**What the exercise asks**
Exclude all pictures, then restate the entries below word for word.

START Data provided

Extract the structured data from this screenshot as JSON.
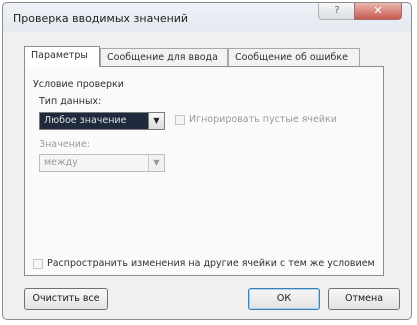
{
  "window": {
    "title": "Проверка вводимых значений",
    "help_label": "?",
    "close_label": "✕"
  },
  "tabs": [
    {
      "label": "Параметры",
      "active": true
    },
    {
      "label": "Сообщение для ввода",
      "active": false
    },
    {
      "label": "Сообщение об ошибке",
      "active": false
    }
  ],
  "settings": {
    "section_label": "Условие проверки",
    "data_type_label": "Тип данных:",
    "data_type_value": "Любое значение",
    "ignore_blank_label": "Игнорировать пустые ячейки",
    "value_label": "Значение:",
    "value_value": "между",
    "apply_all_label": "Распространить изменения на другие ячейки с тем же условием"
  },
  "buttons": {
    "clear_all": "Очистить все",
    "ok": "ОК",
    "cancel": "Отмена"
  }
}
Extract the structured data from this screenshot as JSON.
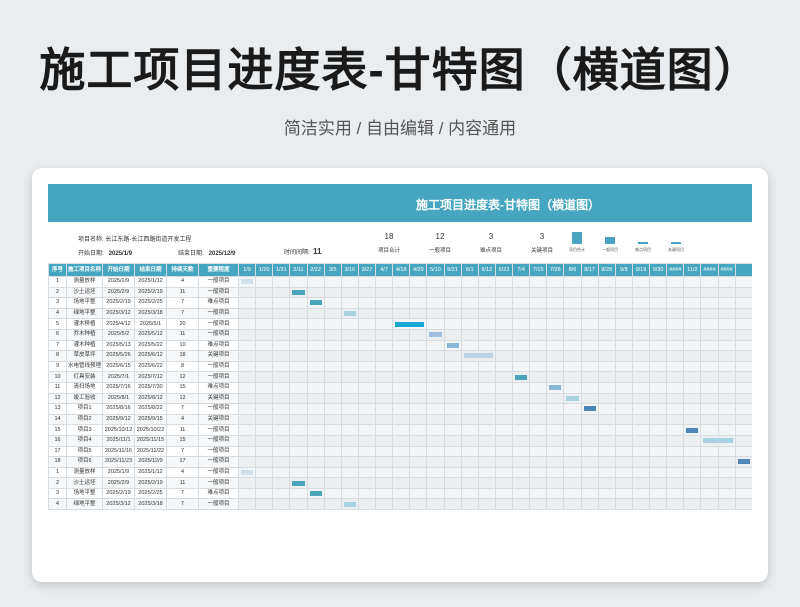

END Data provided

**Answer to this problem**
Extract the structured data from this screenshot as JSON.
{
  "window": {
    "title": "Проверка вводимых значений",
    "help_label": "?",
    "close_label": "✕"
  },
  "tabs": [
    {
      "label": "Параметры",
      "active": true
    },
    {
      "label": "Сообщение для ввода",
      "active": false
    },
    {
      "label": "Сообщение об ошибке",
      "active": false
    }
  ],
  "settings": {
    "section_label": "Условие проверки",
    "data_type_label": "Тип данных:",
    "data_type_value": "Любое значение",
    "ignore_blank_label": "Игнорировать пустые ячейки",
    "value_label": "Значение:",
    "value_value": "между",
    "apply_all_label": "Распространить изменения на другие ячейки с тем же условием"
  },
  "buttons": {
    "clear_all": "Очистить все",
    "ok": "ОК",
    "cancel": "Отмена"
  }
}
Extract the structured data from this screenshot as JSON.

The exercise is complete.